He also provides actionable advice like…

“In fact, the best guides actively tell developers how not to use a product. Developers like to solve problems, so they naturally gravitate toward building a solution themselves.”

…that prompts the reader to consider their own approaches to the content they’re releasing.

About The Author

Peppered with anecdotes from DuVander’s own experience speaking at conferences, working with developers, and so on, the book is definitely an engaging read. Among all that, there’s practical advice on how to reach developers. And there’s plenty of pop culture references too!

With much experience in the industry, including stints with Zapier and SendGrid, DuVander is perhaps uniquely qualified to write this book. The circles that make up the Venn diagram of his career include development, (developer) marketing/communications, and writing. And Developer Marketing Doesn’t Exist is evidence that he’s damn good at the latter.

But it’s those other circles that mean DuVander has seen plenty of poorly executed developer marketing strategies… and maybe even tried one or two of them himself. All of which he uses to inform readers of what not to do. When it comes to practical application, these anti-patterns can be as or even more helpful than examples of what to do.

DuVander draws on his experience at EveryDeveloper, his developer experience consultancy, really effectively too. For example, he shares the DX Index that he uses internally, encouraging readers to score themselves on 13 different criteria:

  1. Libraries in popular languages
  2. In-depth getting started guides
  3. A self-service option
  4. A clear pricing page
  5. A free tier or trial
  6. An obvious place for questions
  7. API status information
  8. Accurate API reference
  9. Sample applications for download
  10. Recent developer blog posts
  11. Interactive documentation
  12. Prominently-featured documentation
  13. Example cURL calls

It’s evident that DuVander is passionate about the topics he’s writing about, and he does jump around trying to cover a lot of ground. That’s not to say that there isn’t plenty of depth in key sections, but readers should expect to pick up a lot of information as they turn the pages.

Who Is This Book For?

The most obvious audience for this book is, of course, developer marketers. The title itself invites those people to pick up a copy, find Adam’s Twitter handle, and yell angrily at him that “it does too exist!” However, that’s a pretty small audience.

Fortunately, beyond just being an entertaining writer, DuVander does enough to appeal to various other market segments.
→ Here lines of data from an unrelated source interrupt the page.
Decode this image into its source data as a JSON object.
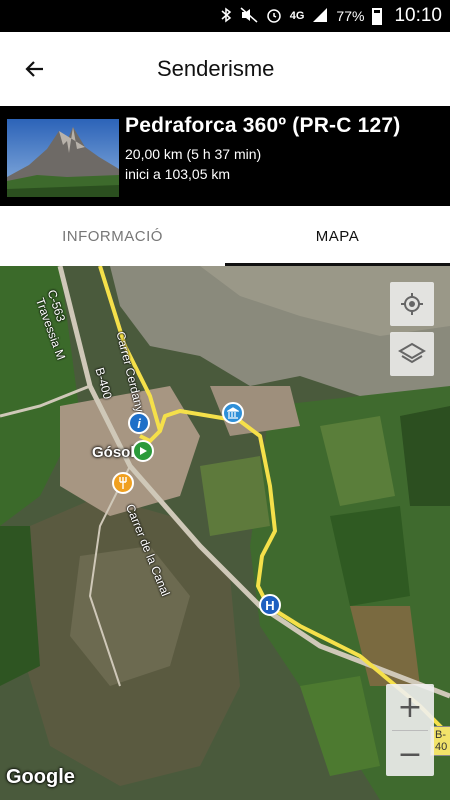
{
  "status_bar": {
    "network": "4G",
    "battery": "77%",
    "time": "10:10"
  },
  "app_bar": {
    "title": "Senderisme"
  },
  "route": {
    "name": "Pedraforca 360º (PR-C 127)",
    "distance_duration": "20,00 km (5 h 37 min)",
    "start_distance": "inici a 103,05 km"
  },
  "tabs": [
    {
      "label": "INFORMACIÓ",
      "active": false
    },
    {
      "label": "MAPA",
      "active": true
    }
  ],
  "map": {
    "labels": {
      "road_c563": "C-563",
      "travessia": "Travessia M",
      "b400": "B-400",
      "carrer_cerdanya": "Carrer Cerdanya",
      "carrer_canal": "Carrer de la Canal",
      "town": "Gósol",
      "road_tag": "B-40"
    },
    "zoom_in": "+",
    "zoom_out": "−",
    "attribution": "Google",
    "route_color": "#f5e04a"
  }
}
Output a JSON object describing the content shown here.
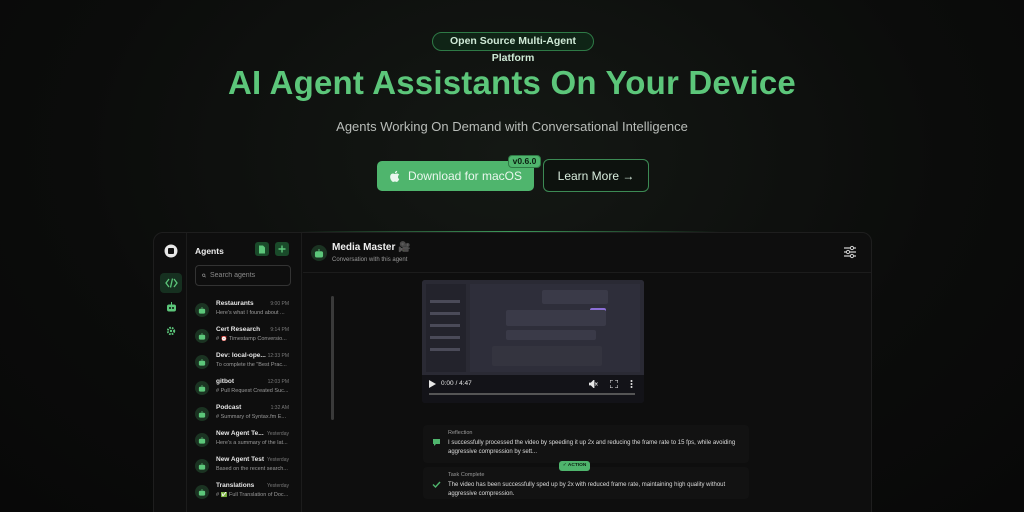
{
  "hero": {
    "badge": "Open Source Multi-Agent Platform",
    "title": "AI Agent Assistants On Your Device",
    "subtitle": "Agents Working On Demand with Conversational Intelligence",
    "download_label": "Download for macOS",
    "version": "v0.6.0",
    "learn_more_label": "Learn More →"
  },
  "app": {
    "sidebar": {
      "title": "Agents",
      "search_placeholder": "Search agents",
      "agents": [
        {
          "name": "Restaurants",
          "time": "9:00 PM",
          "preview": "Here's what I found about ..."
        },
        {
          "name": "Cert Research",
          "time": "9:14 PM",
          "preview": "# ⏰ Timestamp Conversio..."
        },
        {
          "name": "Dev: local-ope...",
          "time": "12:33 PM",
          "preview": "To complete the \"Best Prac..."
        },
        {
          "name": "gitbot",
          "time": "12:03 PM",
          "preview": "# Pull Request Created Suc..."
        },
        {
          "name": "Podcast",
          "time": "1:32 AM",
          "preview": "# Summary of Syntax.fm E..."
        },
        {
          "name": "New Agent Te...",
          "time": "Yesterday",
          "preview": "Here's a summary of the lat..."
        },
        {
          "name": "New Agent Test",
          "time": "Yesterday",
          "preview": "Based on the recent search..."
        },
        {
          "name": "Translations",
          "time": "Yesterday",
          "preview": "# ✅ Full Translation of Doc..."
        }
      ]
    },
    "chat": {
      "agent_name": "Media Master 🎥",
      "agent_subtitle": "Conversation with this agent",
      "video_time": "0:00 / 4:47",
      "messages": [
        {
          "label": "Reflection",
          "text": "I successfully processed the video by speeding it up 2x and reducing the frame rate to 15 fps, while avoiding aggressive compression by sett..."
        },
        {
          "label": "Task Complete",
          "text": "The video has been successfully sped up by 2x with reduced frame rate, maintaining high quality without aggressive compression."
        }
      ],
      "action_badge": "✓ ACTION"
    }
  },
  "colors": {
    "accent": "#5cc67a",
    "button": "#4fb56d",
    "background": "#0b0c0b"
  }
}
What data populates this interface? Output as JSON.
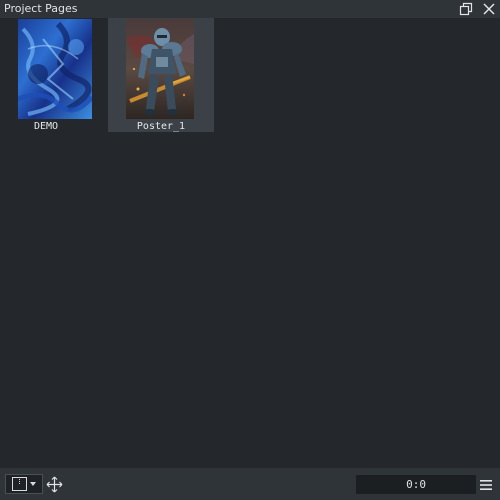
{
  "window": {
    "title": "Project Pages",
    "buttons": {
      "float_icon": "restore-window-icon",
      "close_icon": "close-icon"
    }
  },
  "pages": [
    {
      "label": "DEMO",
      "selected": false,
      "thumbnail": "blue-abstract-painting"
    },
    {
      "label": "Poster_1",
      "selected": true,
      "thumbnail": "armored-warrior-artwork"
    }
  ],
  "footer": {
    "view_dropdown_icon": "page-view-icon",
    "move_icon": "move-arrows-icon",
    "zoom_readout": "0:0",
    "menu_icon": "hamburger-menu-icon"
  },
  "colors": {
    "background": "#24282c",
    "titlebar": "#2f3438",
    "selection": "#3b4146",
    "text": "#e2e4e6"
  }
}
With insights on developer portals, DX (developer experience), writing tips, and scaling publication/blogging efforts, there’s plenty in here for all sorts of readers.

API developers, evangelists, marketers, and other folks in the tech/API space, should all get something out of Developer Marketing Does Not Exist. Incendiary title aside, this is an excellent guide to a subject that’s usually reserved for long-form blog posts. It’s nice to be able to hold something more substantial about it in your hands, with physical copies available on Amazon that can live in your bedside cabinet for a while.

Oh, and it’s nice to know that the spoon on the cover makes sense before the intro is done!